Yes, change does take time, but we should never use that fact to excuse the lack of clear, urgent goals in the present. I call this the bunker mentality because these churches keep on adding time like a pain pill. It helps them live with the present, but does nothing to change their tomorrow.
Successful cell church leaders are intentional. They take clear, concrete steps to make their cell church experiment succeed. They’re pro-active, making history rather than becoming history. Cell church pastor, you must take practical steps to become a cell church. Starting with a quality prototype cell is only the beginning. You must also make clear, audaciously bold goals for the multiplication of your cell groups. This requires intense leadership training and clear focus on the cell system.
Let’s move away from the theoretical and take bold steps to become cell churches.
Experiences, not teaching, change values. Most of us have heard this many times. This phrase is commonly used to talk about equipping new leaders. Potential leaders must take incremental steps in leading a cell group before becoming cell leaders.
Yet sometimes we fail to apply this to the cell church transition. Church members will change when they experience cell life, see the positive results, and understand the cell vision because of constant promotion. I’ve noticed a tendency to ask church members to wait until they’ve reached a certain value level before allowing them to join a cell or become part of the cell church. On the contrary, churches and members transitioning to the cell church model will learn in the process.
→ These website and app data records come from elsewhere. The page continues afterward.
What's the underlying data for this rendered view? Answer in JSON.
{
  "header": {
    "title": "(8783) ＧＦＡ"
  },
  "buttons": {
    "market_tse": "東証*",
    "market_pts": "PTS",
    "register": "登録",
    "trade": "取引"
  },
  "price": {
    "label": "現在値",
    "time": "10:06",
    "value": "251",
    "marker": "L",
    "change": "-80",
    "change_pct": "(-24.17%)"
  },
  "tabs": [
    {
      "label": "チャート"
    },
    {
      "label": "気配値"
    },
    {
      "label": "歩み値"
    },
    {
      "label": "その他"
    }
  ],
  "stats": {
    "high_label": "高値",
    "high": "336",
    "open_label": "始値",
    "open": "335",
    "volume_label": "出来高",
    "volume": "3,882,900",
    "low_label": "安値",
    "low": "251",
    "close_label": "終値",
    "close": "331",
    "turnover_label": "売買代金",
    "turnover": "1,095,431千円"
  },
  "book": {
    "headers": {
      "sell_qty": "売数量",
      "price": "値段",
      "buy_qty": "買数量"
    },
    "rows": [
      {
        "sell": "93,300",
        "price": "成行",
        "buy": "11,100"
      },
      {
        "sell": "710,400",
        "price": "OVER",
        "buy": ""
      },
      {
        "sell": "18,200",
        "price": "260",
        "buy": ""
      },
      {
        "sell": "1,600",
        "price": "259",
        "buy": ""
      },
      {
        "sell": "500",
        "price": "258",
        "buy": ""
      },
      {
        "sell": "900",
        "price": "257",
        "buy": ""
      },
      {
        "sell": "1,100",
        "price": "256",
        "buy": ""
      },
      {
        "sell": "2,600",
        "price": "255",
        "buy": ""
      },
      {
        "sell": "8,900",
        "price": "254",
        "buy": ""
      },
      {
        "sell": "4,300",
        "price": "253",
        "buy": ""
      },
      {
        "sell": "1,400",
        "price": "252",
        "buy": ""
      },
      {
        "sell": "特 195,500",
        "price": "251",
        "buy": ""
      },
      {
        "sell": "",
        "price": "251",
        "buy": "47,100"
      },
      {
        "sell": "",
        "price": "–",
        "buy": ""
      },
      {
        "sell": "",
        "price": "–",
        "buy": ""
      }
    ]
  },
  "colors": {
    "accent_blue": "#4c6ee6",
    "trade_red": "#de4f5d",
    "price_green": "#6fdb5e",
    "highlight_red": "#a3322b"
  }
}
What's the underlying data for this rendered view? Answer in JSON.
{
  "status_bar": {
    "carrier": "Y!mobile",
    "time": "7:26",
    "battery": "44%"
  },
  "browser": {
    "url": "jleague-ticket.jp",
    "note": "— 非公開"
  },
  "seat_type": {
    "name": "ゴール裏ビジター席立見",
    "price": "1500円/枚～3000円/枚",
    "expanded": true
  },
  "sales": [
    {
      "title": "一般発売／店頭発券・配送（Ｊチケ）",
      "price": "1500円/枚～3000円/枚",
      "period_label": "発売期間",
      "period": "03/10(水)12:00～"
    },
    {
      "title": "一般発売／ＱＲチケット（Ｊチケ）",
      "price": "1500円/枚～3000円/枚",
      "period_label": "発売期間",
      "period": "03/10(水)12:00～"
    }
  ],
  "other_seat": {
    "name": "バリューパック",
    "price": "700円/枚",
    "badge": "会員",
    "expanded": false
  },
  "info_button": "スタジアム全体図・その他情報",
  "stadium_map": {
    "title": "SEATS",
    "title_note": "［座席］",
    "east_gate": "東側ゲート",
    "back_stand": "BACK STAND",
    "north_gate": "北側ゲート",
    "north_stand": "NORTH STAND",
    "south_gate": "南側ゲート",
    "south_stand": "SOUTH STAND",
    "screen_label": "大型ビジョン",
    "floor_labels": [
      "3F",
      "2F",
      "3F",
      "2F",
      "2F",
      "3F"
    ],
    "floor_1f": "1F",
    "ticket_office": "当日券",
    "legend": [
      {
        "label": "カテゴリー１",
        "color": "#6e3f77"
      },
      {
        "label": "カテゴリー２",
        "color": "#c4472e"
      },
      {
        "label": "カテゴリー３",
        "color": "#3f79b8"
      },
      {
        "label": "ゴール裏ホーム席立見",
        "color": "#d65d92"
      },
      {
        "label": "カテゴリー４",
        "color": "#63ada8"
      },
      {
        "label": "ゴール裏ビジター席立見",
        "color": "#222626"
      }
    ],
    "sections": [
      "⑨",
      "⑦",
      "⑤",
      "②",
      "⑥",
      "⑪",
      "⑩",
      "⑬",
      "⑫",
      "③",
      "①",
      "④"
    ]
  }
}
Where Do We Go from Here? As we celebrate the tenth anniversary of Neighbour’s revolutionary book, we must peer into the next millennium with keen insight and added responsibility. We must build upon the theories of the cell church and work out what it means in real churches. We must take the principles and develop practices that work in specific situations
Recently Dr. Neighbour asked me for a definition of the cell church model in 10-15 words. I responded this way: “A New Testament Movement that Allows Churches to Experience Unlimited Qualitative And Quantitative Growth.”
I believe that the cell church is just that simple and exciting. As we share our excitement with church leaders eager to experience something better, I believe our journey from here will be both exciting and successful.
Appendix: I've listed below the common patterns or principles that I observed in the eight largest worldwide cell churches. The first four are the most important, in my opinion.
- Dependence on Jesus Christ through prayer.
- Senior pastor and leadership team giving strong, visionary leadership to the cell ministry.
- Cell ministry promoted as the backbone of the church.
- Clear definition of a cell group (weekly, outside the church building, evangelistic, pastoral care/discipleship, clear goal of multiplication).
- The passion behind cell ministry is evangelism and church growth.
- Reproduction (multiplication) is the major goal of each cell group.
- Cell and celebration attendance expected of everyone attending the church.
- Clearly established leadership requirements for those entering cell ministry.
- Required cell leadership training for all potential cell group leaders.
- Cell leadership developed from within the church itself, at all levels.
- A supervisory care structure for each level of leadership (G-12 or 5x5).
- Follow-up system of visitors and new converts administered through cell groups.
- Cell lessons based on pastor’s teaching to promote continuity between cell and celebration (although flexibility might be given to meet the needs of specific homogeneous groups)